Century's first Mahakumbh kicks off, 10L take dip in Ganges
Haridwar: Braving bone-biting chill, over 10
lakh devotees today took a holy dip in the freezing waters of
the Ganga here heralding the start of the three- month-long
Maha Kumbh, the world's largest religious congregation that
takes place once in 12 years.
The ritual bathing begins sharp at the stroke of midnight at Brahma Kund, a large pond at Har Ki Pauri, a Shiva temple.
As the sun rose at about 0645 hours, hordes of pilgrims
and sadhus, who had lined up along the streets of Haridwar,
started their dips at various ghats along the river whose

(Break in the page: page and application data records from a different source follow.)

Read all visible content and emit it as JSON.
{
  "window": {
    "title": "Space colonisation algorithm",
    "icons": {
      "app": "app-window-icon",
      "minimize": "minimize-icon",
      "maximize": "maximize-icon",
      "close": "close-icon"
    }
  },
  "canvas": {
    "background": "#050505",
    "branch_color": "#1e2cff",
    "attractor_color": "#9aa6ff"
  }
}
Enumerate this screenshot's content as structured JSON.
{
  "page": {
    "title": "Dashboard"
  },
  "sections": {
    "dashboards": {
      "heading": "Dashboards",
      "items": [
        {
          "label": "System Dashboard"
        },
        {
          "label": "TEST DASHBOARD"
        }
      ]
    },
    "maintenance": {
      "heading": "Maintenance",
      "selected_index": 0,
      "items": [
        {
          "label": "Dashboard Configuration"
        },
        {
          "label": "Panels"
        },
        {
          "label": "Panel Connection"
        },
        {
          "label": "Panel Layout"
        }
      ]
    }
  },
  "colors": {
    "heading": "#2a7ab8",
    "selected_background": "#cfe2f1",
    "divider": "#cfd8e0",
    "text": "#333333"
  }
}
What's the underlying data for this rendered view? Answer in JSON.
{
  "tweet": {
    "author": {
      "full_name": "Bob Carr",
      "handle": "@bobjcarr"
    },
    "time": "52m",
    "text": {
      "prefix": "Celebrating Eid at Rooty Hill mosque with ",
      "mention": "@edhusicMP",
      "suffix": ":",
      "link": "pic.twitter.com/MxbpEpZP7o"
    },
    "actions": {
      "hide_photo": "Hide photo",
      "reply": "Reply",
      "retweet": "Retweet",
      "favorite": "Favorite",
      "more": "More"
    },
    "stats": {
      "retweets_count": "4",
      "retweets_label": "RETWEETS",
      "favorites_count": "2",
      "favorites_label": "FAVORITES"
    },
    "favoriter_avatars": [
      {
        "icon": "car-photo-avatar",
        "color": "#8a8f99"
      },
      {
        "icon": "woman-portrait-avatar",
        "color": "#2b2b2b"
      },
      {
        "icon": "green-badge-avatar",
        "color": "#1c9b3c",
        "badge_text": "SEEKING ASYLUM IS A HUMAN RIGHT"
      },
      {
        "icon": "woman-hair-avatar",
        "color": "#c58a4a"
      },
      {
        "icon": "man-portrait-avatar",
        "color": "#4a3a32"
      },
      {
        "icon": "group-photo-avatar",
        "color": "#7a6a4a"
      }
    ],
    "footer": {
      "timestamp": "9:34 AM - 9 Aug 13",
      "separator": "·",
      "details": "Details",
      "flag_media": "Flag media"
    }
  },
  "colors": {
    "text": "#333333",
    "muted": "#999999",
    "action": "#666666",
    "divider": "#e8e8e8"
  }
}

sacred waters they believe will wash away their sins.
The bath taken today on the occasion of 'Makar Sankranti'
marks the first of the 11 key dates for holy dips which will
fall over the next three months ending April 28. Makar
Sankranti, also known as Uttarayan, is a day when the sun
starts to move northwards marking the decline of winter.
Men, women and children outnumbered the sadhus, who are
expected to throng the temple town only after January 26 as
the official entrance of the 'akharas' (Hindu religious
orders) will begin then.
The first 'shahi snan' or the royal bath is scheduled for
February 12 when akhara chiefs will take the dip. They will be
led by ash-smeared Naga sadhus, who are Lord Shiva devotees.
"Over 10 lakh pilgrims have taken bath in the Ganga since
early this morning till late afternoon," Chief Mela Officer
Anand Bardhan told PTI.
By the time the mega festival ends, officials say it would have drawn at least 60 million men, women and children from the length and breadth of India and abroad -- a sharp climb from the nearly 10 million who came here during the last Maha Kumbh in 1998.
The tents that house most of the sadhus and other devotees are already spilling well beyond Haridwar, one of the most important spots where Hindus worship the Ganga, the river they hold sacred.
The other key dates for the baths are January 15 (Mauni
Amavasya and solar eclipse), January 20 (Basant Panchami),
January 30 (Magh Purnima), February 12 (Maha Shivaratri),
March 15 (Somvati Amavasya), March 16 (Nvasamvatsar), March 24
(Rama Navami), March 30 (Chaitra Purnima), April 14 (Mesh
Sankranti) and April 28 (Baishakh Adimasaha Purnima).
The bathing hours will last throughout the day. The ritual is believed to cleanse the bathers of sins and rid the world of misfortune.
For many sadhus who have renounced the world and live in the mountains, the Kumbh Mela is one of the few occasions when they meet lay people. The mela started centuries ago as a theological discussion among various Hindu sects.
The Maha Kumbh has a sharp message this year - protection of the environment.
This year the Naga sadhus are campaigning for the environment. At a recent press conference in Kolkata, the head of a Naga sect, Soham Baba, lamented that the pristine lakes and water bodies in the Himalayas and across the world are disappearing.
"Sadhus who go up the higher reaches of the Himalayas to meditate know how bad the situation is," Soham Baba said. "The Kumbh Mela will be an ideal place to protest," he added.
The pollution of the Ganga will be a major issue at the fair this year. Almost all spiritual sects and the administration have pledged to protect the river.
The Uttarakhand administration has divided the Kumbh Mela region encompassing Haridwar, Rishikesh and Dehradun into 31 health sectors, each equipped with a hospital to prevent any outbreak of swine flu or other commmunicable diseases.
The Haridwar administration has cordoned off the area around Har Ki Pauri so that it is free of lay visitors. At least 200 securitymen, including the Rapid Action Force, have been deployed to guard the area.
Traffic in Haridwar will be regulated Thursday and the public transport will ply on the highway. The rest of the temple town - including the bathing ghats - will be free of traffic.